======== SUPPLIED RECORDS

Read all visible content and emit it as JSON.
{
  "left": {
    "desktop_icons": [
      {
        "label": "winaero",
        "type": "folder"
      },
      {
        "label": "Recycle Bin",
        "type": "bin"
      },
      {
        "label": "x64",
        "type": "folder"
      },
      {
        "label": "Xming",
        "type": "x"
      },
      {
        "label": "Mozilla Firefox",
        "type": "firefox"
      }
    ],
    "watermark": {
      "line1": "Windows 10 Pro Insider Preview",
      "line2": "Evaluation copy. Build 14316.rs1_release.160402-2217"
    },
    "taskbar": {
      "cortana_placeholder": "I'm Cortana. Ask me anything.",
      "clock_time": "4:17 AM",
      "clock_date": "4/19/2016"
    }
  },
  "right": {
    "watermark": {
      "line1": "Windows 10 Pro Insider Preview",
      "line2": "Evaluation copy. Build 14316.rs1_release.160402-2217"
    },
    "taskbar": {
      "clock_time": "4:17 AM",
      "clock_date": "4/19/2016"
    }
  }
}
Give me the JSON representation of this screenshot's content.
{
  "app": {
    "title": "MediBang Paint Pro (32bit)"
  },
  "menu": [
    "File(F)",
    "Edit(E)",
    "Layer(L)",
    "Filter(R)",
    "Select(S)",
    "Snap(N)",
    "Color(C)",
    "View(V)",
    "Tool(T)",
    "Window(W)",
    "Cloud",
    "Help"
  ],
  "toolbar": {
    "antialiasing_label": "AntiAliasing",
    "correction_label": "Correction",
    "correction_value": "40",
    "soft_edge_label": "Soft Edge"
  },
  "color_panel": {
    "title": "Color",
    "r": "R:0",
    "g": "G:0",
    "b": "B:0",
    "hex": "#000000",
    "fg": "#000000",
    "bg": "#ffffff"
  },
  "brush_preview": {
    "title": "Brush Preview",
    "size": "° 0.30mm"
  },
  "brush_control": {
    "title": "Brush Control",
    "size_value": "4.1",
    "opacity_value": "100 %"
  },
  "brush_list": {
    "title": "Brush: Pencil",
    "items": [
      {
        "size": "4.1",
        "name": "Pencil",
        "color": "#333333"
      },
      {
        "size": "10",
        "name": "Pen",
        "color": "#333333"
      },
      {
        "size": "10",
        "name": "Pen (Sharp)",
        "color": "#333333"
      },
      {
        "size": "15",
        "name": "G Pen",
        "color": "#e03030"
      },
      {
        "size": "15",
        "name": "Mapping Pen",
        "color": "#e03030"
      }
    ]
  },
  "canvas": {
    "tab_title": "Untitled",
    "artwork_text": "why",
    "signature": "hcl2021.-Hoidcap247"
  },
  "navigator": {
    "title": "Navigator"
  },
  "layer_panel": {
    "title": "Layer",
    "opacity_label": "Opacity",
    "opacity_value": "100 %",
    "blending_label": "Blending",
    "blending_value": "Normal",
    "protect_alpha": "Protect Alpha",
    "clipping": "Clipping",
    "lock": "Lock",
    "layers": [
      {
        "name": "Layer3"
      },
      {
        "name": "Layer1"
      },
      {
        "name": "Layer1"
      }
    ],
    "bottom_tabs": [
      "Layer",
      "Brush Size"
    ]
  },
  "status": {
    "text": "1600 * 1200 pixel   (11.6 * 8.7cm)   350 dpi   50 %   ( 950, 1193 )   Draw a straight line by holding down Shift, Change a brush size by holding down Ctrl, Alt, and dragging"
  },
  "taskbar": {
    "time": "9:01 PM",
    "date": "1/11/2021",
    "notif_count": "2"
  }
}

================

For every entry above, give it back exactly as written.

> _RESPONSE_
Read all visible content and emit it as JSON.
{
  "left": {
    "desktop_icons": [
      {
        "label": "winaero",
        "type": "folder"
      },
      {
        "label": "Recycle Bin",
        "type": "bin"
      },
      {
        "label": "x64",
        "type": "folder"
      },
      {
        "label": "Xming",
        "type": "x"
      },
      {
        "label": "Mozilla Firefox",
        "type": "firefox"
      }
    ],
    "watermark": {
      "line1": "Windows 10 Pro Insider Preview",
      "line2": "Evaluation copy. Build 14316.rs1_release.160402-2217"
    },
    "taskbar": {
      "cortana_placeholder": "I'm Cortana. Ask me anything.",
      "clock_time": "4:17 AM",
      "clock_date": "4/19/2016"
    }
  },
  "right": {
    "watermark": {
      "line1": "Windows 10 Pro Insider Preview",
      "line2": "Evaluation copy. Build 14316.rs1_release.160402-2217"
    },
    "taskbar": {
      "clock_time": "4:17 AM",
      "clock_date": "4/19/2016"
    }
  }
}
Give me the JSON representation of this screenshot's content.
{
  "app": {
    "title": "MediBang Paint Pro (32bit)"
  },
  "menu": [
    "File(F)",
    "Edit(E)",
    "Layer(L)",
    "Filter(R)",
    "Select(S)",
    "Snap(N)",
    "Color(C)",
    "View(V)",
    "Tool(T)",
    "Window(W)",
    "Cloud",
    "Help"
  ],
  "toolbar": {
    "antialiasing_label": "AntiAliasing",
    "correction_label": "Correction",
    "correction_value": "40",
    "soft_edge_label": "Soft Edge"
  },
  "color_panel": {
    "title": "Color",
    "r": "R:0",
    "g": "G:0",
    "b": "B:0",
    "hex": "#000000",
    "fg": "#000000",
    "bg": "#ffffff"
  },
  "brush_preview": {
    "title": "Brush Preview",
    "size": "° 0.30mm"
  },
  "brush_control": {
    "title": "Brush Control",
    "size_value": "4.1",
    "opacity_value": "100 %"
  },
  "brush_list": {
    "title": "Brush: Pencil",
    "items": [
      {
        "size": "4.1",
        "name": "Pencil",
        "color": "#333333"
      },
      {
        "size": "10",
        "name": "Pen",
        "color": "#333333"
      },
      {
        "size": "10",
        "name": "Pen (Sharp)",
        "color": "#333333"
      },
      {
        "size": "15",
        "name": "G Pen",
        "color": "#e03030"
      },
      {
        "size": "15",
        "name": "Mapping Pen",
        "color": "#e03030"
      }
    ]
  },
  "canvas": {
    "tab_title": "Untitled",
    "artwork_text": "why",
    "signature": "hcl2021.-Hoidcap247"
  },
  "navigator": {
    "title": "Navigator"
  },
  "layer_panel": {
    "title": "Layer",
    "opacity_label": "Opacity",
    "opacity_value": "100 %",
    "blending_label": "Blending",
    "blending_value": "Normal",
    "protect_alpha": "Protect Alpha",
    "clipping": "Clipping",
    "lock": "Lock",
    "layers": [
      {
        "name": "Layer3"
      },
      {
        "name": "Layer1"
      },
      {
        "name": "Layer1"
      }
    ],
    "bottom_tabs": [
      "Layer",
      "Brush Size"
    ]
  },
  "status": {
    "text": "1600 * 1200 pixel   (11.6 * 8.7cm)   350 dpi   50 %   ( 950, 1193 )   Draw a straight line by holding down Shift, Change a brush size by holding down Ctrl, Alt, and dragging"
  },
  "taskbar": {
    "time": "9:01 PM",
    "date": "1/11/2021",
    "notif_count": "2"
  }
}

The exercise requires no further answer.